I probably have rambled on a bit, but yeh thats just my opinion, ive sent emails to minnow cricket associations suggesting ways to further their development abd ideas on how to obtain funding from organisations like the i.c.c and promoting cricket as an elegant game yet has the sense of gusto, high paced, action packed and energy filled game. Maybe for the top countries they could have tri/quad tournaments (i'm not just talking about world cups and tournaments that only invite minnow countries to participate every 2 to 4 years) regularly that enable the participation of minnow nations (eg canada, ireland, netherlands etc) to face higher leveled competition which definetly would help enhance their game, and letting some of their countryman play in top domestic level cricket in the leading cricket nations. it might be too much of a big ask but its an idea that i think could work (given some planning and detail and logistics etc).

I can compare the 1999, 2003 and 2007 world cups and the minnow sides have greatly increased in their skills on the field, which is a good effort from them. was very suprised when ireland upset pakistan at the world cup and made the quarterfinals! they played with energy and pride and also with alot pf passion, and any team that has those attributes will succeed in their future ambitions.
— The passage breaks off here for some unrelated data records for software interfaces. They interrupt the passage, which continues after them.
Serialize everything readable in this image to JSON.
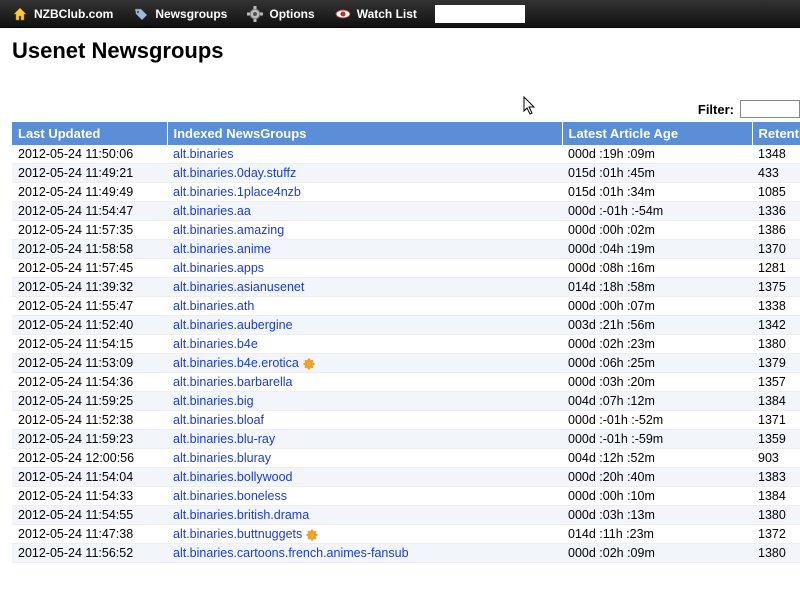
{
  "topnav": {
    "items": [
      {
        "label": "NZBClub.com"
      },
      {
        "label": "Newsgroups"
      },
      {
        "label": "Options"
      },
      {
        "label": "Watch List"
      }
    ],
    "search_value": ""
  },
  "page": {
    "title": "Usenet Newsgroups"
  },
  "filter": {
    "label": "Filter:",
    "value": ""
  },
  "columns": {
    "updated": "Last Updated",
    "name": "Indexed NewsGroups",
    "age": "Latest Article Age",
    "retention": "Retention"
  },
  "rows": [
    {
      "updated": "2012-05-24 11:50:06",
      "name": "alt.binaries",
      "age": "000d :19h :09m",
      "retention": "1348",
      "adult": false
    },
    {
      "updated": "2012-05-24 11:49:21",
      "name": "alt.binaries.0day.stuffz",
      "age": "015d :01h :45m",
      "retention": "433",
      "adult": false
    },
    {
      "updated": "2012-05-24 11:49:49",
      "name": "alt.binaries.1place4nzb",
      "age": "015d :01h :34m",
      "retention": "1085",
      "adult": false
    },
    {
      "updated": "2012-05-24 11:54:47",
      "name": "alt.binaries.aa",
      "age": "000d :-01h :-54m",
      "retention": "1336",
      "adult": false
    },
    {
      "updated": "2012-05-24 11:57:35",
      "name": "alt.binaries.amazing",
      "age": "000d :00h :02m",
      "retention": "1386",
      "adult": false
    },
    {
      "updated": "2012-05-24 11:58:58",
      "name": "alt.binaries.anime",
      "age": "000d :04h :19m",
      "retention": "1370",
      "adult": false
    },
    {
      "updated": "2012-05-24 11:57:45",
      "name": "alt.binaries.apps",
      "age": "000d :08h :16m",
      "retention": "1281",
      "adult": false
    },
    {
      "updated": "2012-05-24 11:39:32",
      "name": "alt.binaries.asianusenet",
      "age": "014d :18h :58m",
      "retention": "1375",
      "adult": false
    },
    {
      "updated": "2012-05-24 11:55:47",
      "name": "alt.binaries.ath",
      "age": "000d :00h :07m",
      "retention": "1338",
      "adult": false
    },
    {
      "updated": "2012-05-24 11:52:40",
      "name": "alt.binaries.aubergine",
      "age": "003d :21h :56m",
      "retention": "1342",
      "adult": false
    },
    {
      "updated": "2012-05-24 11:54:15",
      "name": "alt.binaries.b4e",
      "age": "000d :02h :23m",
      "retention": "1380",
      "adult": false
    },
    {
      "updated": "2012-05-24 11:53:09",
      "name": "alt.binaries.b4e.erotica",
      "age": "000d :06h :25m",
      "retention": "1379",
      "adult": true
    },
    {
      "updated": "2012-05-24 11:54:36",
      "name": "alt.binaries.barbarella",
      "age": "000d :03h :20m",
      "retention": "1357",
      "adult": false
    },
    {
      "updated": "2012-05-24 11:59:25",
      "name": "alt.binaries.big",
      "age": "004d :07h :12m",
      "retention": "1384",
      "adult": false
    },
    {
      "updated": "2012-05-24 11:52:38",
      "name": "alt.binaries.bloaf",
      "age": "000d :-01h :-52m",
      "retention": "1371",
      "adult": false
    },
    {
      "updated": "2012-05-24 11:59:23",
      "name": "alt.binaries.blu-ray",
      "age": "000d :-01h :-59m",
      "retention": "1359",
      "adult": false
    },
    {
      "updated": "2012-05-24 12:00:56",
      "name": "alt.binaries.bluray",
      "age": "004d :12h :52m",
      "retention": "903",
      "adult": false
    },
    {
      "updated": "2012-05-24 11:54:04",
      "name": "alt.binaries.bollywood",
      "age": "000d :20h :40m",
      "retention": "1383",
      "adult": false
    },
    {
      "updated": "2012-05-24 11:54:33",
      "name": "alt.binaries.boneless",
      "age": "000d :00h :10m",
      "retention": "1384",
      "adult": false
    },
    {
      "updated": "2012-05-24 11:54:55",
      "name": "alt.binaries.british.drama",
      "age": "000d :03h :13m",
      "retention": "1380",
      "adult": false
    },
    {
      "updated": "2012-05-24 11:47:38",
      "name": "alt.binaries.buttnuggets",
      "age": "014d :11h :23m",
      "retention": "1372",
      "adult": true
    },
    {
      "updated": "2012-05-24 11:56:52",
      "name": "alt.binaries.cartoons.french.animes-fansub",
      "age": "000d :02h :09m",
      "retention": "1380",
      "adult": false
    }
  ]
}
Right back to new zealand cricket... a few years ago i had this dream (it sounds weird but i remember the exact date) that on the canterbury plains their was a huge cricket complex built, with 3 state of the art cricket stadiums with catering facilities, hotel complexes within the stadium complex, it was kind of like a mini town devoted to cricket, it was so real it was that weird. it was an awesome sight i just wish new zealand had a bigger population base so the infrastructure could be supported financially, perhaps countries like australia, south africa, england,especially india and pakistan (depending on the current wars on terrorism over there) could better support such a facility.

Speaking of the current terrorism conflicts, i think they are destroying the game of cricket ( in india, pakistan, the middle east, sri lanka etc)there have been some cricketing greats from those regions. what could the cricketing big bodies to to help the situation? its a hard one because theres alot of politics involved and i can understant why the cricketing big bodies are a bit cagey about things. lets just hope that things will get better.

Cheers for listening in!


Sunday, January 13, 2008

Anyone out there play or likes cricket?

Hey just seeing anyone anywhere in the world who likes and/or plays cricket. Am a big fan of cricket myself and am interested in cricket around the whole world and how far cricket has reached etc. I know the Indians and Pakistanis are crazy about cricket, its kind of like a religion over in them parts.

Personally my favourite cricketers would have to be Wasim Akram, Waqar Younis, Shane Warne, Chris Cairns, John Davison. Myself I'm a lower order batsman (usually around 8 to 11) and im a 2nd/3rd change bowler, i havn't played cricket for a season due to personal circumstance but I plan to bounce back for the next season :)

So anyone from anywhere in the world ( Whether it be a cricketing giant like Australia, South Africa, England etc or a minnow/associate like Bermuda, U.S.A, Canada etc) feel free to comment and tell me what you think of the great game and whether you play or not.